- Connecting with others: days out with friends & family zoom quizzes or having lunch with a colleague
- Physical activity: find free activities in your area such as couch to 5K, Youtube workouts or increasing your daily step count.
- Developing new interests: be it cooking, DIY or languages, it is a great confidence booster.
- Small acts of kindness: keeping up with friends struggles or volunteering in your community.
- Existing in the present: paying attention to the present moment helps you to appreciate the small things and think more positively about life
Of course, often it can feel daunting to speak to ‘real life’ people about your mental health for fear of judgement. If you’re, like many others, feeling this way there are plenty of useful technology developments that are great for providing that extra support – judgement free!
To name but a few; Headspace is excellent for mindfulness and guided meditation activities, WorryTree encourages recording and managing worries and stress and Streaks which encourages logging positive habits such as exercise, sobriety and meditation.
Specifically to the current pandemic, working from home can often cause a dip in mental wellbeing. The loss of routine and typical day to day life can lead to a loss in motivation. A great and probably obvious way to stay on top of this is to follow your normal sleep and work patterns if you can, and stay consistent! By getting up and dressed for the day (as you usually would for a work day) and moving to a designated work space, it should feel easier to separate work time and personal life.
As an employer
It is integral that organisations place more importance on the mental wellbeing of their employees. Oracle suggests HR team advancement such as learning how to connect employees to the right resources, developing working community relationships and being genuinely interested in individual’s career growth.
Another significant change to make is signing and following the Time to Change Employer Pledge, making a public commitment to tackle mental health stigma and discrimination. This will send a powerful message to employees that it’s OK to talk about mental health and also encourage other organisations to get involved as well.
In guidance by Mind, it is suggested that employers should tackle work place mental health such as long working hours, minimal breaks, unmanageable workloads and lone working, by encouraging staff to do the following:
- Take full lunch breaks
- Rest and recuperate after busy periods
- Avoid working outside of scheduled time
- Take their full annual leave entitlement

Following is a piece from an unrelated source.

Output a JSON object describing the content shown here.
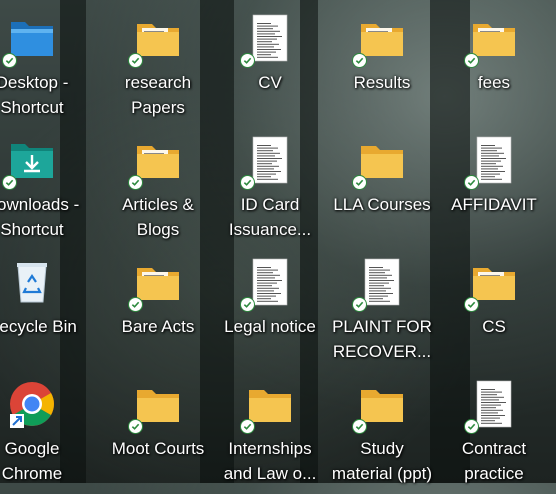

In general, flexible working, in terms of working time, location or the pattern of working, can support healthier and more productive ways of working for all staff. For example, it can help an employee to manage stress by allowing occasional later start times to accommodate for wellness activities/exercise.
All of these changes can help to alleviate some workplace worries and show solidarity and support for team members. In turn this can only help improve the success of your team!
Look at after yourself (and your team!) – The Social Value UK Team